Lastly, consumption of “other” rare earth oxides (or oxide equivalents), including dysprosium oxide, terbium oxide, gadolinium oxide, holmium oxide, erbium oxide, ytterbium oxide, and lutetium oxide, collectively increased 35.4% year-over-year in 2017 (due in large part to rising demand for dysprosium, terbium, and gadolinium oxide), and since 2013 have collectively increased at a CAGR of 9.9%.

Consumption of europium and mischmetal down, lanthanum consumption up, and samarium consumption flat year-over-year

In 2017, Japan’s consumption of lanthanum oxide (or oxide equivalent) increased 5.6% year-over-year, and since 2013 has increased at a meek CAGR of just 1.1%.

In 2017, Japan’s consumption of samarium oxide (or oxide equivalent) was the same as the year prior, a level at which it has remained since 2010.

In 2017, Japan’s consumption of europium oxide (or oxide equivalent) decreased 7.7% year-over-year, and since 2013 has decreased steadily at a CAGR of -8.3% due to the ongoing substitution of fluorescent lamps with LED lamps globally.

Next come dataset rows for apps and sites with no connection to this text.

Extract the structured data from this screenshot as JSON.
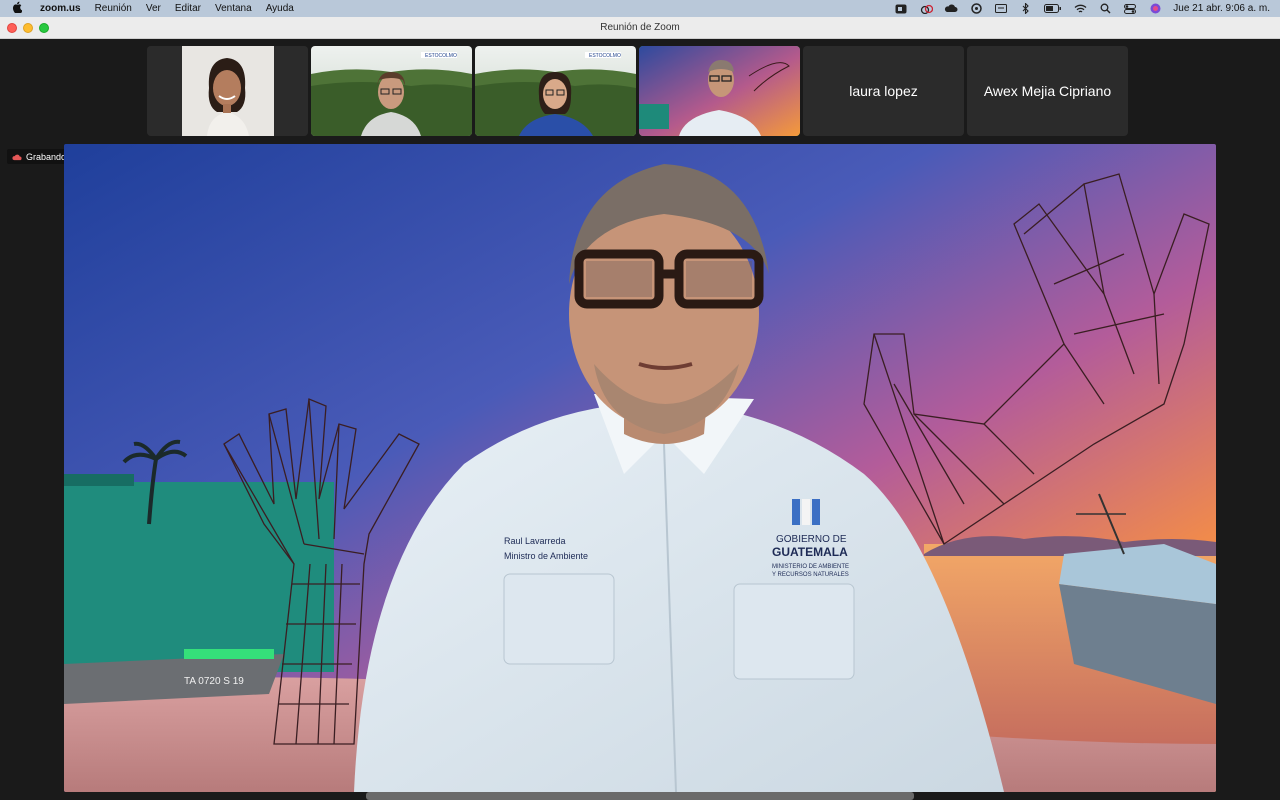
{
  "menubar": {
    "app_name": "zoom.us",
    "menus": [
      "Reunión",
      "Ver",
      "Editar",
      "Ventana",
      "Ayuda"
    ],
    "status_icons": [
      "zoom-icon",
      "creative-cloud-icon",
      "cloud-icon",
      "sync-icon",
      "display-icon",
      "bluetooth-icon",
      "battery-icon",
      "wifi-icon",
      "spotlight-search-icon",
      "control-center-icon",
      "siri-icon"
    ],
    "clock": "Jue 21 abr.  9:06 a. m."
  },
  "window": {
    "title": "Reunión de Zoom"
  },
  "gallery": {
    "participants": [
      {
        "type": "video",
        "icon": "participant-video-woman-icon"
      },
      {
        "type": "video",
        "icon": "participant-video-man-glasses-icon",
        "background_label": "ESTOCOLMO"
      },
      {
        "type": "video",
        "icon": "participant-video-woman-glasses-icon",
        "background_label": "ESTOCOLMO"
      },
      {
        "type": "video",
        "icon": "participant-video-active-speaker-icon",
        "active": true
      },
      {
        "type": "name",
        "name": "laura lopez"
      },
      {
        "type": "name",
        "name": "Awex Mejia Cipriano"
      }
    ],
    "next_icon": "chevron-right-icon"
  },
  "recording": {
    "label": "Grabando..."
  },
  "main_video": {
    "shirt_text_left": [
      "Raul Lavarreda",
      "Ministro de Ambiente"
    ],
    "shirt_logo": [
      "GOBIERNO DE",
      "GUATEMALA",
      "MINISTERIO DE AMBIENTE",
      "Y RECURSOS NATURALES"
    ],
    "boat_text": "TA 0720 S 19"
  },
  "colors": {
    "active_speaker_border": "#2ec75a",
    "menubar_bg": "#b9c8d9",
    "meeting_bg": "#1a1a1a"
  }
}
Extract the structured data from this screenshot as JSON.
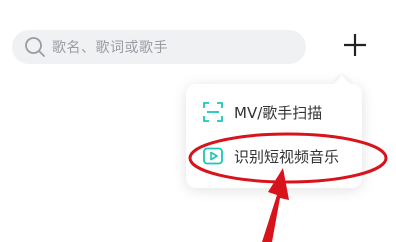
{
  "search": {
    "placeholder": "歌名、歌词或歌手",
    "icon": "search-icon"
  },
  "header": {
    "add_icon": "plus-icon"
  },
  "menu": {
    "items": [
      {
        "label": "MV/歌手扫描",
        "icon": "scan-icon"
      },
      {
        "label": "识别短视频音乐",
        "icon": "video-play-icon"
      }
    ]
  },
  "colors": {
    "accent": "#1cc7b7",
    "annotation": "#d8131b",
    "search_bg": "#f0f1f3",
    "placeholder_text": "#9a9ca3",
    "menu_text": "#333333"
  }
}
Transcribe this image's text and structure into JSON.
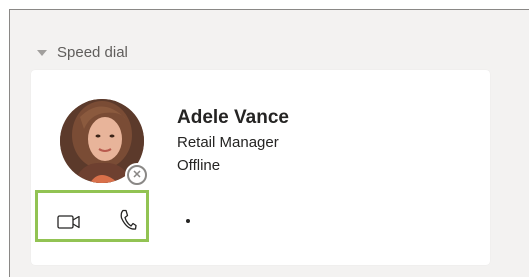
{
  "section": {
    "title": "Speed dial"
  },
  "contact": {
    "name": "Adele Vance",
    "role": "Retail Manager",
    "status": "Offline",
    "presence": "offline"
  },
  "actions": {
    "video_icon": "video-icon",
    "call_icon": "phone-icon",
    "more_icon": "more-options-icon"
  },
  "colors": {
    "highlight": "#92c353",
    "background": "#f3f2f1",
    "card": "#ffffff"
  }
}
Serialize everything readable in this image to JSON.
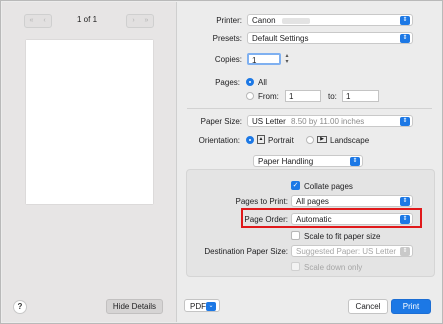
{
  "left": {
    "nav_first": "«",
    "nav_prev": "‹",
    "nav_next": "›",
    "nav_last": "»",
    "page_indicator": "1 of 1",
    "help_label": "?",
    "hide_details_label": "Hide Details"
  },
  "printer": {
    "label": "Printer:",
    "value": "Canon"
  },
  "presets": {
    "label": "Presets:",
    "value": "Default Settings"
  },
  "copies": {
    "label": "Copies:",
    "value": "1"
  },
  "pages": {
    "label": "Pages:",
    "all_label": "All",
    "from_label": "From:",
    "from_value": "1",
    "to_label": "to:",
    "to_value": "1"
  },
  "paper_size": {
    "label": "Paper Size:",
    "value": "US Letter",
    "detail": "8.50 by 11.00 inches"
  },
  "orientation": {
    "label": "Orientation:",
    "portrait_label": "Portrait",
    "landscape_label": "Landscape"
  },
  "section": {
    "value": "Paper Handling"
  },
  "paper_handling": {
    "collate_label": "Collate pages",
    "pages_to_print_label": "Pages to Print:",
    "pages_to_print_value": "All pages",
    "page_order_label": "Page Order:",
    "page_order_value": "Automatic",
    "scale_label": "Scale to fit paper size",
    "dest_label": "Destination Paper Size:",
    "dest_value": "Suggested Paper: US Letter",
    "scale_down_label": "Scale down only"
  },
  "bottom": {
    "pdf_label": "PDF",
    "cancel_label": "Cancel",
    "print_label": "Print"
  },
  "colors": {
    "accent": "#1c78e5",
    "highlight": "#e0191b"
  }
}
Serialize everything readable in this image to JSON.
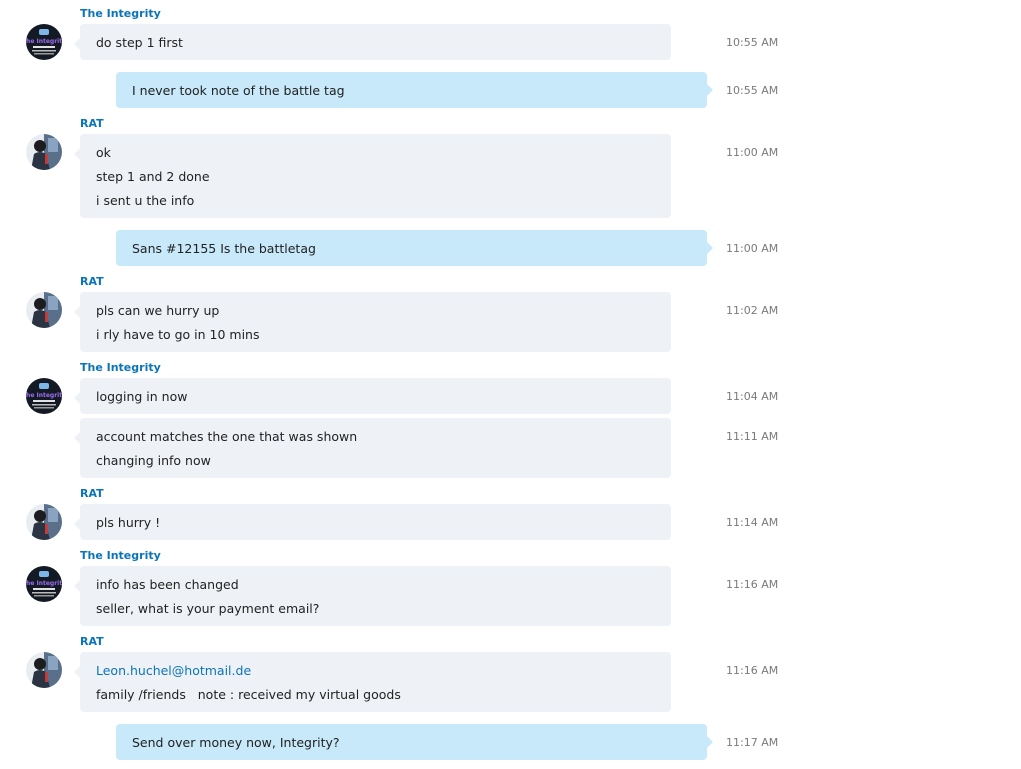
{
  "chat": {
    "participants": {
      "integrity": "The Integrity",
      "rat": "RAT"
    },
    "messages": [
      {
        "sender": "The Integrity",
        "time": "10:55 AM",
        "lines": [
          "do step 1 first"
        ]
      },
      {
        "sender": "",
        "time": "10:55 AM",
        "lines": [
          "I never took note of the battle tag"
        ]
      },
      {
        "sender": "RAT",
        "time": "11:00 AM",
        "lines": [
          "ok",
          "step 1 and 2 done",
          "i sent u the info"
        ]
      },
      {
        "sender": "",
        "time": "11:00 AM",
        "lines": [
          "Sans #12155 Is the battletag"
        ]
      },
      {
        "sender": "RAT",
        "time": "11:02 AM",
        "lines": [
          "pls can we hurry up",
          "i rly have to go in 10 mins"
        ]
      },
      {
        "sender": "The Integrity",
        "time": "11:04 AM",
        "lines": [
          "logging in now"
        ]
      },
      {
        "sender": "The Integrity",
        "time": "11:11 AM",
        "lines": [
          "account matches the one that was shown",
          "changing info now"
        ]
      },
      {
        "sender": "RAT",
        "time": "11:14 AM",
        "lines": [
          "pls hurry !"
        ]
      },
      {
        "sender": "The Integrity",
        "time": "11:16 AM",
        "lines": [
          "info has been changed",
          "seller, what is your payment email?"
        ]
      },
      {
        "sender": "RAT",
        "time": "11:16 AM",
        "lines": [
          "Leon.huchel@hotmail.de",
          "family /friends   note : received my virtual goods"
        ]
      },
      {
        "sender": "",
        "time": "11:17 AM",
        "lines": [
          "Send over money now, Integrity?"
        ]
      }
    ]
  },
  "avatars": {
    "integrity_logo_text": [
      "The Integrity",
      "Official Middleman"
    ],
    "colors": {
      "integrity_bg": "#141a24",
      "integrity_accent": "#7b4fd6",
      "rat_bg": "#2b3442"
    }
  },
  "colors": {
    "sender_name": "#0b75b8",
    "incoming_bubble": "#eef1f6",
    "outgoing_bubble": "#c7e9fa",
    "timestamp": "#7a7a7a",
    "link": "#0b75b8"
  }
}
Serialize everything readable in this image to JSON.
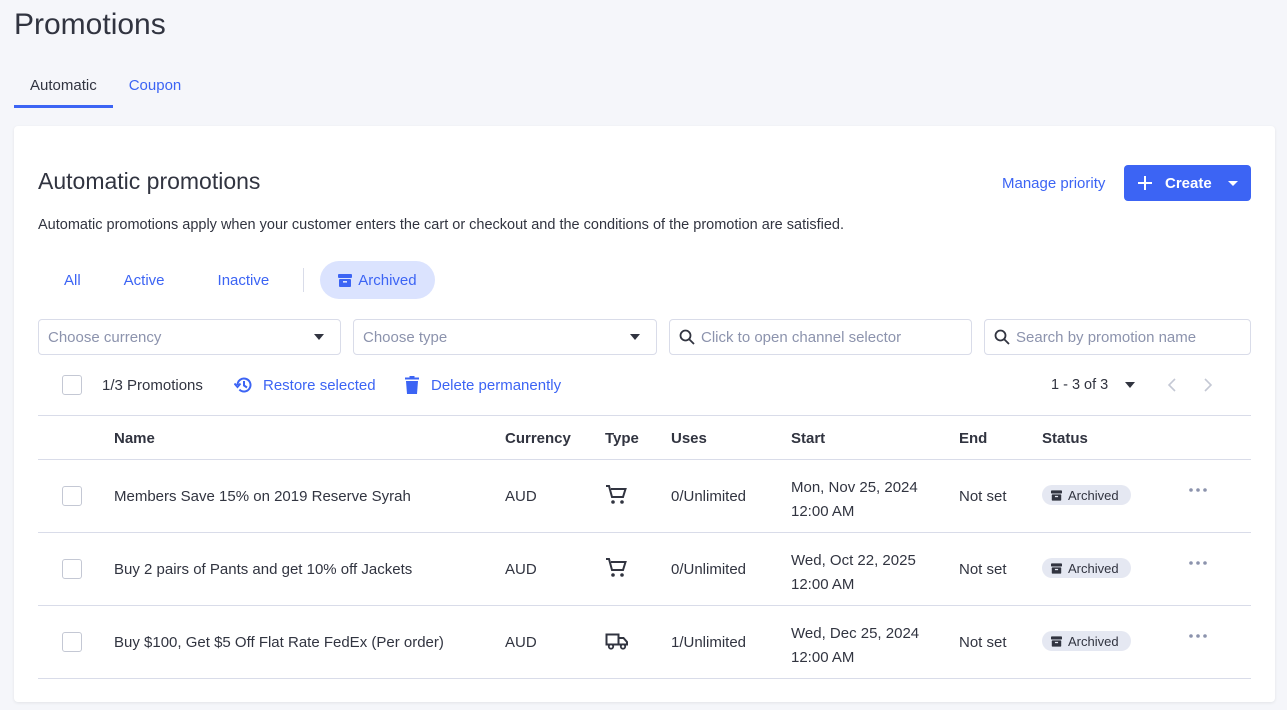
{
  "page": {
    "title": "Promotions"
  },
  "page_tabs": [
    {
      "label": "Automatic",
      "active": true
    },
    {
      "label": "Coupon",
      "active": false
    }
  ],
  "card": {
    "title": "Automatic promotions",
    "description": "Automatic promotions apply when your customer enters the cart or checkout and the conditions of the promotion are satisfied.",
    "manage_priority": "Manage priority",
    "create_label": "Create"
  },
  "filter_tabs": {
    "all": "All",
    "active": "Active",
    "inactive": "Inactive",
    "archived": "Archived"
  },
  "filters": {
    "currency_placeholder": "Choose currency",
    "type_placeholder": "Choose type",
    "channel_placeholder": "Click to open channel selector",
    "search_placeholder": "Search by promotion name"
  },
  "toolbar": {
    "count": "1/3 Promotions",
    "restore": "Restore selected",
    "delete": "Delete permanently",
    "pagination": "1 - 3 of 3"
  },
  "table": {
    "headers": {
      "name": "Name",
      "currency": "Currency",
      "type": "Type",
      "uses": "Uses",
      "start": "Start",
      "end": "End",
      "status": "Status"
    },
    "rows": [
      {
        "name": "Members Save 15% on 2019 Reserve Syrah",
        "currency": "AUD",
        "type_icon": "cart-icon",
        "uses": "0/Unlimited",
        "start_date": "Mon, Nov 25, 2024",
        "start_time": "12:00 AM",
        "end": "Not set",
        "status": "Archived"
      },
      {
        "name": "Buy 2 pairs of Pants and get 10% off Jackets",
        "currency": "AUD",
        "type_icon": "cart-icon",
        "uses": "0/Unlimited",
        "start_date": "Wed, Oct 22, 2025",
        "start_time": "12:00 AM",
        "end": "Not set",
        "status": "Archived"
      },
      {
        "name": "Buy $100, Get $5 Off Flat Rate FedEx (Per order)",
        "currency": "AUD",
        "type_icon": "truck-icon",
        "uses": "1/Unlimited",
        "start_date": "Wed, Dec 25, 2024",
        "start_time": "12:00 AM",
        "end": "Not set",
        "status": "Archived"
      }
    ]
  },
  "colors": {
    "accent": "#3c64f4",
    "archived_tab_bg": "#dbe3fe",
    "badge_bg": "#e5e8f2",
    "page_bg": "#f5f6fa",
    "text": "#313440"
  }
}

Lastly, in 2017 Japan’s consumption of mischmetal (a mixture of light rare earth metals commonly used in battery alloys and metallurgical applications) decreased 4.3% year-over-year, falling to a level equal to that of 2013 due to competition from incumbent Li-ion battery technology.

Rising demand good news for Lynas but can’t come soon enough for near-term expansion

Overall, the magnitude and consistency of rare earth demand growth in Japan since 2013 is good news for Lynas Corporation – owner and operator of the Mt. Weld mine in Australia, and primary supplier of PrNd oxide to Japan’s permanent magnet industry.

Lynas’ current PrNd oxide output level (~ 6,000 tonnes per annum) exceeds Japan’s needs by approximately 25%. With Lynas recently announcing plans to boost output by a further 20% from January 2019 onward, demand growth in Japan cannot come soon enough.

With Japanese demand saturated, Lynas is poised to grow increasingly (and uncomfortably) reliant on buyers in China as it moves to expand production. If not already, we expect the company will look to leverage relationships with permanent magnet manufacturers in China to establish three-way supply contracts with end-users in Europe and North America, thereby minimizing exposure to China’s opaque demand market.


Page 1 Created with Sketch. Back to overview

Join Our Mailing List


We’ll keep you posted on the latest news and developments affecting markets and supply chains.


Rare earths, lithium, nickel, cobalt, batteries, motors and more.


You have successfully subscribed! We look forward to keeping in touch.